DATA:
/---

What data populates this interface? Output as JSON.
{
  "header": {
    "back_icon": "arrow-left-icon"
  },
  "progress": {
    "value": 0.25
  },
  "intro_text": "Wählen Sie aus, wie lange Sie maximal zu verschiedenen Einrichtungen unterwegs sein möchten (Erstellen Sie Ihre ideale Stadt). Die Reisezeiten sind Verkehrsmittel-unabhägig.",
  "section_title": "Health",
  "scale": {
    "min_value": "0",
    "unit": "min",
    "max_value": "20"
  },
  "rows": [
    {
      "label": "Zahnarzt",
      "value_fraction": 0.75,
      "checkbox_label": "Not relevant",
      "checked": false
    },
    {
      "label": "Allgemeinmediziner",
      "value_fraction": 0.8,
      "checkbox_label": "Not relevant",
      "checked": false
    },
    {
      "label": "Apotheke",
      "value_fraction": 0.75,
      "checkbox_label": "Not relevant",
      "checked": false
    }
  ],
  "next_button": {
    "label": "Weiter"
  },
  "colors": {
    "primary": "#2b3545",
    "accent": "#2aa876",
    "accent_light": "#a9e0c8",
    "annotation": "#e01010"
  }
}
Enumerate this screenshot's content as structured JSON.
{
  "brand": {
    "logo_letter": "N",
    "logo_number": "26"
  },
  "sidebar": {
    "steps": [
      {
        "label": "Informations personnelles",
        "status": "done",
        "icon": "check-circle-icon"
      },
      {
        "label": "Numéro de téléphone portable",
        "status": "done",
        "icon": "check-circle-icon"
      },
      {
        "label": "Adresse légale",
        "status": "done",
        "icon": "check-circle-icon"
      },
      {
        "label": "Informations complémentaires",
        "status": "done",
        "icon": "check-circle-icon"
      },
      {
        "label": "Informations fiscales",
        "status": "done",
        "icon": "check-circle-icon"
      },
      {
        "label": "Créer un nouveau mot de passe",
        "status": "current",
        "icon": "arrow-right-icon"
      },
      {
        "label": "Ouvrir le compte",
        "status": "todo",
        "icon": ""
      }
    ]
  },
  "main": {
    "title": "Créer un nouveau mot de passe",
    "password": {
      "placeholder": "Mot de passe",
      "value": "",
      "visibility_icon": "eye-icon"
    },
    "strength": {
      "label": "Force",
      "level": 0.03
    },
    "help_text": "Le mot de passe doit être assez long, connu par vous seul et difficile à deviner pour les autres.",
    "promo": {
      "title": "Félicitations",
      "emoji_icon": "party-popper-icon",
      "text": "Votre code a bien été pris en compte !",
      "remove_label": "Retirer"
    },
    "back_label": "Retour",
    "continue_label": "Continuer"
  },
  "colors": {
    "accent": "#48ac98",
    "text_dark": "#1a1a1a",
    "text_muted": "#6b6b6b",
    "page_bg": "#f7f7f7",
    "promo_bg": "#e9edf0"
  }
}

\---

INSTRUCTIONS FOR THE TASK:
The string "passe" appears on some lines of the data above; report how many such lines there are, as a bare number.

THE COMPLETED TASK:
4